Why Do Dogs Sit On Your Foot?
Foot sitting in dogs is usually a sign of companionship or affection, but it is also a trait in nervous dogs that are worried and need security. Some clingy pups simply want to be sure they’ll know immediately if you get up and walk away, so that they can follow along behind. I have also been pretty sure at various points that one of our pooches is sitting on my foot because my woolly socks were more comfortable and warmer than the tile floor.
Do Dogs Sit On Your Foot Because It’s Comfortable?
An Early Warning Departure System?
I am very confident that our youngest Labrador sits on my feet as an early warning detection system. She’s a very chilled out and laid back lady. But she also likes to be together.
When I leave the room, she’d like to know where I’m going immediately so that she can tag along. If she relaxes and deeply sleeps elsewhere, I can leave the room without her so much as raising an ear or opening an eye. If she’s sitting on my foot, she knows straight away if I shift position and make my escape!
When my dog sleeps on my foot, I use my other foot to pet her. I cross my legs a lot, so the hanging foot is used to tickle her behind the ears and stroke the fur on her flanks.
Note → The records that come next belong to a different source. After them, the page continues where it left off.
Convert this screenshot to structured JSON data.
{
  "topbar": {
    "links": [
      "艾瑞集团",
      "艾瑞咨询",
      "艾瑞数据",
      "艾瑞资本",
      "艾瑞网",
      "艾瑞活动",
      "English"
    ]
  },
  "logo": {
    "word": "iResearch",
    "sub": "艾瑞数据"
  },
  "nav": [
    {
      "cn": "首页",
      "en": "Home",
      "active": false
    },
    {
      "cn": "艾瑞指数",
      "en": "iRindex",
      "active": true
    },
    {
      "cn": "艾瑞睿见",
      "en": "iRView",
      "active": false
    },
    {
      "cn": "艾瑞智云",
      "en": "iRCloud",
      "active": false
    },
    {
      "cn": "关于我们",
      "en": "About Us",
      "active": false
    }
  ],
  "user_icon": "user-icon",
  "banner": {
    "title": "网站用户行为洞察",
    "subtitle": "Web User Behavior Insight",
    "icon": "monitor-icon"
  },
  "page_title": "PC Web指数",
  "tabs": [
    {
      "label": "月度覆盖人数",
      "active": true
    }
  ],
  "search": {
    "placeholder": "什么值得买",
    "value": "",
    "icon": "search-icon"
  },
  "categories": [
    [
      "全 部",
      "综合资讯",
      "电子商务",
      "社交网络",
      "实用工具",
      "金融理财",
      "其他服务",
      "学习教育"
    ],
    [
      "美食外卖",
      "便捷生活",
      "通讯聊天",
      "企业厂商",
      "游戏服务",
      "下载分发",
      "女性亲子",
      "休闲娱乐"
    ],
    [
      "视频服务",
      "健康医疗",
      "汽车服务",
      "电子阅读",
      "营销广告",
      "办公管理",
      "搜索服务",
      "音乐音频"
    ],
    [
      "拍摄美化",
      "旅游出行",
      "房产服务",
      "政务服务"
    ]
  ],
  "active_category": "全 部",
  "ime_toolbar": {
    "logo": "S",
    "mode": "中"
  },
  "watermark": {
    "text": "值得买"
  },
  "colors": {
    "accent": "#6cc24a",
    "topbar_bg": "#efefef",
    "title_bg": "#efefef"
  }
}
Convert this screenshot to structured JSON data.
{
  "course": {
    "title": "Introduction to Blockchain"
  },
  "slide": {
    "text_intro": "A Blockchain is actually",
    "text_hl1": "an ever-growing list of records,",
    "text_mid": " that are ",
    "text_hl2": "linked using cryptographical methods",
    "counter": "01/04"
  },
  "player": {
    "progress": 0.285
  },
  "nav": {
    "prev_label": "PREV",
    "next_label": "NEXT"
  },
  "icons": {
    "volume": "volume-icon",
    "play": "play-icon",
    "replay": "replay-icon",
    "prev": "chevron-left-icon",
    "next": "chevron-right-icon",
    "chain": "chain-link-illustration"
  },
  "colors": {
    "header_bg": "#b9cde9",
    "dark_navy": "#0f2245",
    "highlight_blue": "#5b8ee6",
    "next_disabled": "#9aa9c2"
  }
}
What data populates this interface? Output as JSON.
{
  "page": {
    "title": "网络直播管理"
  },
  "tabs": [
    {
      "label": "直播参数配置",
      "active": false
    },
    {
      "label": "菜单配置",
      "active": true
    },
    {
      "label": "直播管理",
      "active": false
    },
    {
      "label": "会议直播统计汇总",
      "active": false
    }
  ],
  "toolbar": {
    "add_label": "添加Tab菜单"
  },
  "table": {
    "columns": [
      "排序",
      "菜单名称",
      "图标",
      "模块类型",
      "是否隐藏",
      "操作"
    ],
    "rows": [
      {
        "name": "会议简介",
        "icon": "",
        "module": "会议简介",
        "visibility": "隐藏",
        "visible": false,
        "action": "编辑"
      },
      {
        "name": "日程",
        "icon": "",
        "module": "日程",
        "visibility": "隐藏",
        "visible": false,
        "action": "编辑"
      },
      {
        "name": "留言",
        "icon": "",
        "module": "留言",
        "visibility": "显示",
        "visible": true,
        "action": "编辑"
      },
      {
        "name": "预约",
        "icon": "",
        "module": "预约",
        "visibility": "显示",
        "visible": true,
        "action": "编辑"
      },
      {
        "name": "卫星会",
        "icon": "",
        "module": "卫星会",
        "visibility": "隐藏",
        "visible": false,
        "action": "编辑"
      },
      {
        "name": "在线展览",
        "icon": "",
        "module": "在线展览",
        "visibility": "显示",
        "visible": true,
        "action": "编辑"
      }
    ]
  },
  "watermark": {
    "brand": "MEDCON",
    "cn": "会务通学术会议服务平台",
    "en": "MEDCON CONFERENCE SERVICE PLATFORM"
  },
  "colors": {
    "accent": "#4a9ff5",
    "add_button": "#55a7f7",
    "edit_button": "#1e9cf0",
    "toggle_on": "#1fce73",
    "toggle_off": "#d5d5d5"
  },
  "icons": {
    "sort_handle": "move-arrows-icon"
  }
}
It’s something I don’t do particularly consciously, but it is nice for her and relaxing for me.
In giving her this attention when she sits or lays down on my foot, I’m rewarding her proximity to me. And in doing so increasing the chances of her sitting in the same position again.
Security, Reassurance and Anxiety
Nervous dogs feel more secure when they know where you are. If they are physically touching you they are supported emotionally as well as by your proximity. Anxious dogs tend to stick close to the people they trust, as it helps them to feel more regulated.
I find that dogs who show signs of separation anxiety or stress when left alone are more likely to want to be almost on top of you when you are together.
Natural Needs For Companionship
A lot of what we and our pets do is instinctive. Natural behaviors that emerge from within us, rather than deliberate choices that we make. Dogs are pack animals, and they love company. If you’ve got multiple dogs like we do, you’ll probably have noticed that although they each have a bed, they will usually collapse onto the same one.
This same drive to be together can lead to your dog choosing to spend her time nestled against your foot. Especially if she doesn’t have any canine companionship.
Warm Feet, Cold Floor!
Climate is a big deal to your dog. Sometimes their choices are as simple as a matter of climate control. If you have a cool air conditioned house and tile or linoleum flooring, they might well rather rest their butt on your warm sock. Likewise if your house is a bit too warm for their liking, they might prefer to keep cool on your more chilly toes!
Waiting For The Fun To Return
When our puppies are little we reward them for calm behavior. Sitting or laying down calmly or quietly is rewarded with a treat between the front paws. It encourages them to learn to relax, and not be so hyped up all of the time. It also means that they think being near you is a pretty good choice of place to rest.
If you train your dog or spend time exercising or playing with her, you are the source of their most fun experiences. And of course, you are the source of all of her meals too. Being in close proximity to you means that they are near the potential origin of fun!
The Labrador Site Founder
Pippa Mattinson is the best selling author of The Happy Puppy Handbook, the Labrador Handbook, Choosing The Perfect Puppy, and Total Recall.
She is also the founder of the Gundog Trust and the Dogsnet Online Training Program
Pippa's online training courses were launched in 2019 and you can find the latest course dates on the Dogsnet website